# About this exercise:
Set down precisely the lines from the line with "Extract the structured" through the end of the material, inclusive, and no pictures.

# Supplied material:
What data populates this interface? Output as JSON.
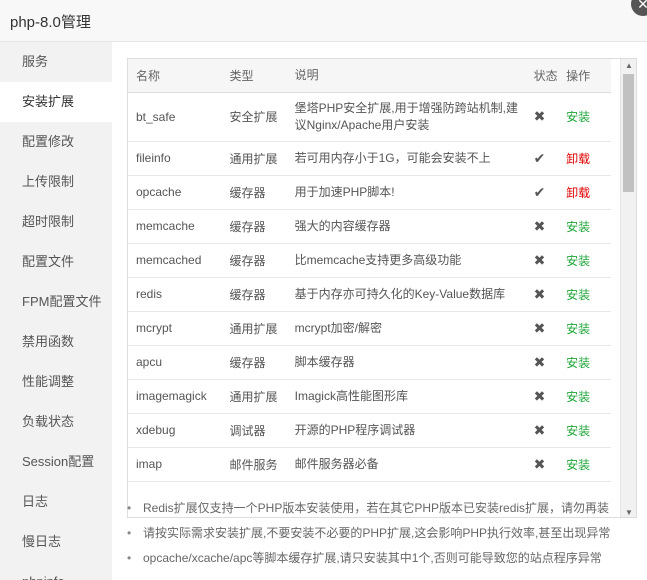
{
  "window": {
    "title": "php-8.0管理",
    "close_symbol": "✕"
  },
  "sidebar": {
    "items": [
      {
        "label": "服务",
        "active": false
      },
      {
        "label": "安装扩展",
        "active": true
      },
      {
        "label": "配置修改",
        "active": false
      },
      {
        "label": "上传限制",
        "active": false
      },
      {
        "label": "超时限制",
        "active": false
      },
      {
        "label": "配置文件",
        "active": false
      },
      {
        "label": "FPM配置文件",
        "active": false
      },
      {
        "label": "禁用函数",
        "active": false
      },
      {
        "label": "性能调整",
        "active": false
      },
      {
        "label": "负载状态",
        "active": false
      },
      {
        "label": "Session配置",
        "active": false
      },
      {
        "label": "日志",
        "active": false
      },
      {
        "label": "慢日志",
        "active": false
      },
      {
        "label": "phpinfo",
        "active": false
      }
    ]
  },
  "table": {
    "headers": {
      "name": "名称",
      "type": "类型",
      "desc": "说明",
      "status": "状态",
      "op": "操作"
    },
    "rows": [
      {
        "name": "bt_safe",
        "type": "安全扩展",
        "desc": "堡塔PHP安全扩展,用于增强防跨站机制,建议Nginx/Apache用户安装",
        "status": "✖",
        "op": "安装",
        "installed": false
      },
      {
        "name": "fileinfo",
        "type": "通用扩展",
        "desc": "若可用内存小于1G，可能会安装不上",
        "status": "✔",
        "op": "卸载",
        "installed": true
      },
      {
        "name": "opcache",
        "type": "缓存器",
        "desc": "用于加速PHP脚本!",
        "status": "✔",
        "op": "卸载",
        "installed": true
      },
      {
        "name": "memcache",
        "type": "缓存器",
        "desc": "强大的内容缓存器",
        "status": "✖",
        "op": "安装",
        "installed": false
      },
      {
        "name": "memcached",
        "type": "缓存器",
        "desc": "比memcache支持更多高级功能",
        "status": "✖",
        "op": "安装",
        "installed": false
      },
      {
        "name": "redis",
        "type": "缓存器",
        "desc": "基于内存亦可持久化的Key-Value数据库",
        "status": "✖",
        "op": "安装",
        "installed": false
      },
      {
        "name": "mcrypt",
        "type": "通用扩展",
        "desc": "mcrypt加密/解密",
        "status": "✖",
        "op": "安装",
        "installed": false
      },
      {
        "name": "apcu",
        "type": "缓存器",
        "desc": "脚本缓存器",
        "status": "✖",
        "op": "安装",
        "installed": false
      },
      {
        "name": "imagemagick",
        "type": "通用扩展",
        "desc": "Imagick高性能图形库",
        "status": "✖",
        "op": "安装",
        "installed": false
      },
      {
        "name": "xdebug",
        "type": "调试器",
        "desc": "开源的PHP程序调试器",
        "status": "✖",
        "op": "安装",
        "installed": false
      },
      {
        "name": "imap",
        "type": "邮件服务",
        "desc": "邮件服务器必备",
        "status": "✖",
        "op": "安装",
        "installed": false
      }
    ]
  },
  "scroll": {
    "up": "▲",
    "down": "▼"
  },
  "notes": [
    "Redis扩展仅支持一个PHP版本安装使用，若在其它PHP版本已安装redis扩展，请勿再装",
    "请按实际需求安装扩展,不要安装不必要的PHP扩展,这会影响PHP执行效率,甚至出现异常",
    "opcache/xcache/apc等脚本缓存扩展,请只安装其中1个,否则可能导致您的站点程序异常"
  ]
}
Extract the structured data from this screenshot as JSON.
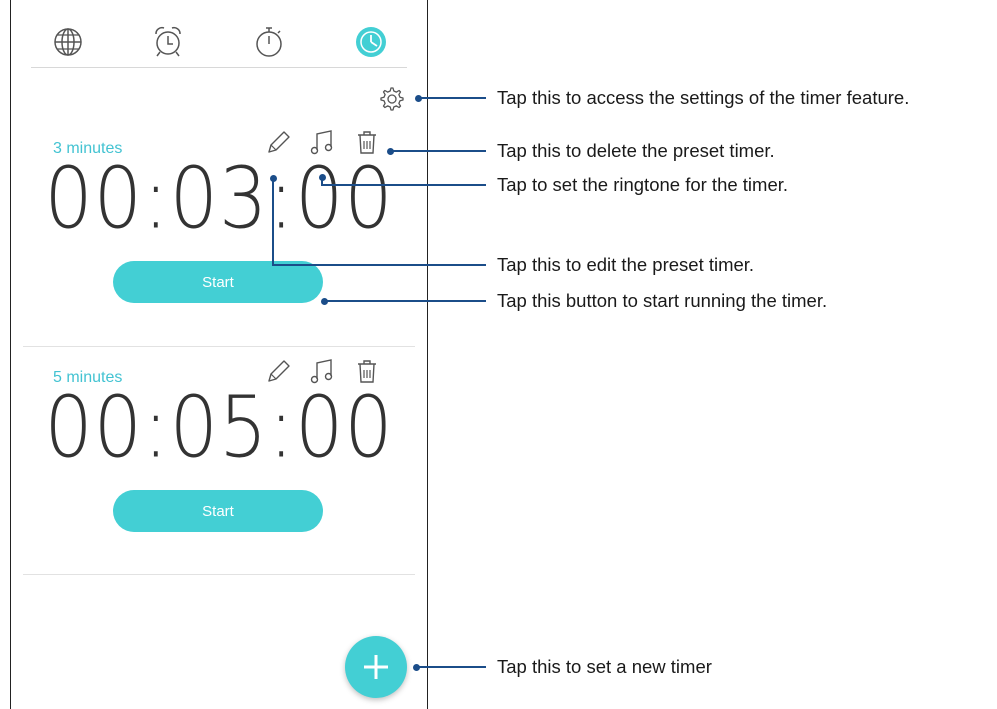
{
  "tabs": [
    {
      "icon": "world-clock-icon"
    },
    {
      "icon": "alarm-icon"
    },
    {
      "icon": "stopwatch-icon"
    },
    {
      "icon": "timer-icon",
      "active": true
    }
  ],
  "settings": {
    "icon": "gear-icon"
  },
  "timers": [
    {
      "label": "3 minutes",
      "display": "00:03:00",
      "start_label": "Start"
    },
    {
      "label": "5 minutes",
      "display": "00:05:00",
      "start_label": "Start"
    }
  ],
  "fab": {
    "icon": "plus-icon"
  },
  "callouts": {
    "settings": "Tap this to access the settings of the timer feature.",
    "delete": "Tap this to delete the preset timer.",
    "ringtone": "Tap to set the ringtone for the timer.",
    "edit": "Tap this to edit the preset timer.",
    "start": "Tap this button to start running the timer.",
    "new_timer": "Tap this to set a new timer"
  },
  "colors": {
    "accent": "#43cfd4",
    "label": "#43c3d2",
    "callout": "#1b4d89"
  }
}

# Answer area:
Extract the structured data from this screenshot as JSON.
{
  "tabs": [
    {
      "icon": "world-clock-icon"
    },
    {
      "icon": "alarm-icon"
    },
    {
      "icon": "stopwatch-icon"
    },
    {
      "icon": "timer-icon",
      "active": true
    }
  ],
  "settings": {
    "icon": "gear-icon"
  },
  "timers": [
    {
      "label": "3 minutes",
      "display": "00:03:00",
      "start_label": "Start"
    },
    {
      "label": "5 minutes",
      "display": "00:05:00",
      "start_label": "Start"
    }
  ],
  "fab": {
    "icon": "plus-icon"
  },
  "callouts": {
    "settings": "Tap this to access the settings of the timer feature.",
    "delete": "Tap this to delete the preset timer.",
    "ringtone": "Tap to set the ringtone for the timer.",
    "edit": "Tap this to edit the preset timer.",
    "start": "Tap this button to start running the timer.",
    "new_timer": "Tap this to set a new timer"
  },
  "colors": {
    "accent": "#43cfd4",
    "label": "#43c3d2",
    "callout": "#1b4d89"
  }
}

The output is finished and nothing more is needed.